Man overboard safety drills catch several participants at Digby Wharf

Get ready, be prepared, do some drills, and know your tools. Those are the words of safety drill facilitator Tommy Harper who, along with executive director Amanda Dedrick, safety advisor Matthew Duffy and demo diver Brandon Fitzgerald, conducted a man overboard safety drill at Digby Wharf September 14. These four work with the Fisheries Safety Association of Nova Scotia to promote safe practices for commercial fishermen through their program, Are You Ready. “We work to ensure safety is a priority on the water, and want to spread that message across the province,” said Harper. click here to read the story 11:31

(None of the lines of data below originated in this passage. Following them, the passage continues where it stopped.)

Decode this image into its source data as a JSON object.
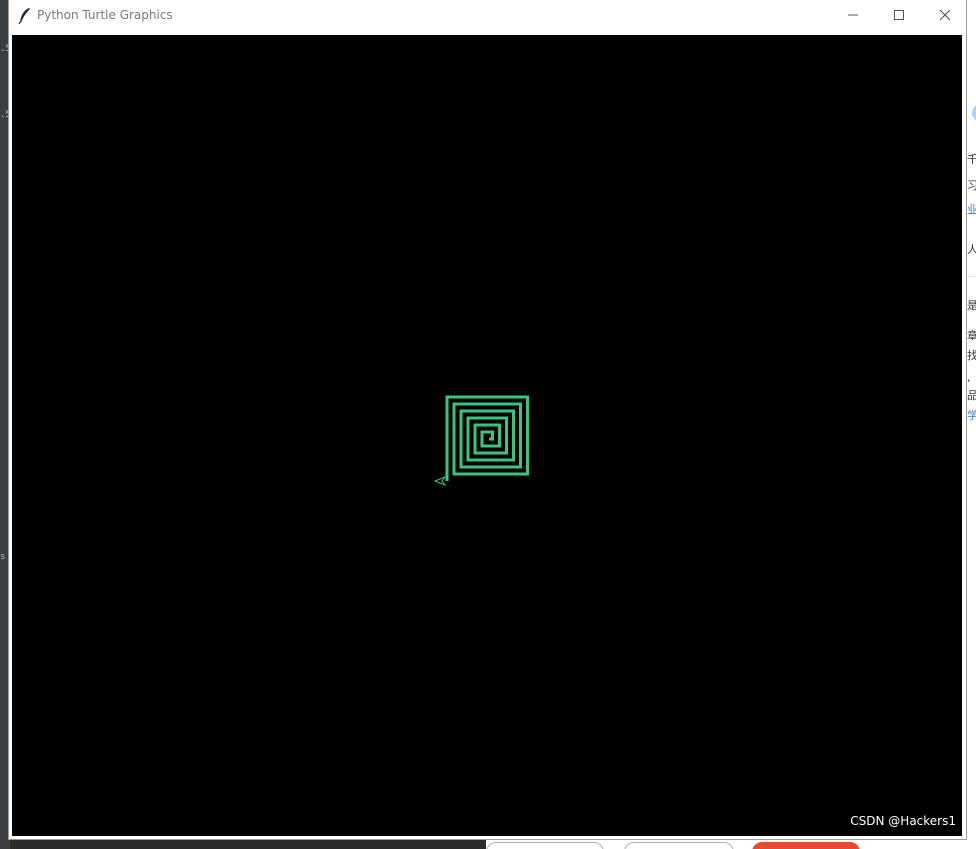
{
  "window": {
    "title": "Python Turtle Graphics",
    "controls": {
      "minimize_icon": "minimize-icon",
      "maximize_icon": "maximize-icon",
      "close_icon": "close-icon"
    }
  },
  "canvas": {
    "background_color": "#000000",
    "pen_color": "#3cc47c",
    "turtle_icon": "turtle-arrow-icon",
    "drawing": "square spiral"
  },
  "watermark": "CSDN @Hackers1"
}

Nova Scotia’s deadliest industry slowly becomes safer

It is one of the most mundane tasks on a fishing boat: tying up the bumper balloons that prevent the vessel from crunching into the wharf when it docks. But for fisherman Mitch MacDonald it proved life-altering. For 10 years he fastened them with little problem. That is until last May, when his boat pitched unexpectedly and a balloon fell overboard, the rope sawing through his left index finger.  “It pretty much burnt right through my finger and took the end of my finger off overboard,” he said. MacDonald has not regained the full use of his hand. The injury cost him thousands of dollars in lost income as he had trouble holding onto things and couldn’t work the rest of the fishing season. He is not alone. In 2016 there were 224 injuries on fishing boats, according to the Workers’ Compensation Board of Nova Scotia, but good news is the numbers are declining. Six years ago 351 injuries were reported. Read the story here 08:37

Putting safety at sea first with man-overboard drills

With the start of the commercial lobster fishery on the south shore just days away, safety at sea messages are being delivered to local wharves by the Fisheries Safety Association of Nova Scotia and industry partners through man overboard drills and demonstrations. “The overboard drills are done under the heading, Are you ready?” said Stewart Franck, executive director of the Fisheries Safety Association and a Canadian Registered Safety Professional (CRSP). “We want people to think as they are going through their vessels to check their safety gear, their safety equipment and safety supplies. Do a self-check on health and safety.” Make sure safety equipment such as life rings and overboard ladders are easily accessible and not entangled in rope or gear, advises Franck. “The first time you go to use it isn’t the time to find out that you can’t get at it,” he said. “You can waste valuable time getting to equipment.” Read the story here 09:29

Fishermen urged to be prepared and train for emergencies even before leaving the wharf

When you’ve got someone overboard in the water, that’s not the time to find out you’re not prepared to get them quickly and safely back on the boat. It’s for this reason fishermen are encouraged to be prepared before even leaving the wharf. And it’s for this reason that man overboard drills have been held in some fishing ports in advance of the upcoming LFA 34 lobster season off southwestern Nova Scotia. “We call it ‘Are you ready?’ because as people are getting their boats and their gear and all of their equipment ready, we want them to also make sure all of their safety equipment and training and their crew is ready as well,” says Stewart Franck of the Fisheries Safety Association of Nova Scotia. “People need to be prepared in the event of an emergency.” Franck says PDFs are required to be worn and safety equipment needs to be on boats. Read the story here 11:18

NSCC School of Fisheries providing education, training and safety

YARMOUTH – When Marcel d’Entremont starting fishing on a fish dragger in 1981,, “My safety training was this: the owner of the boat looked at me and said, ‘The life raft is on top of the house, the immersion suit in the bow is mine. Don’t touch it.’” Read the rest here 09:13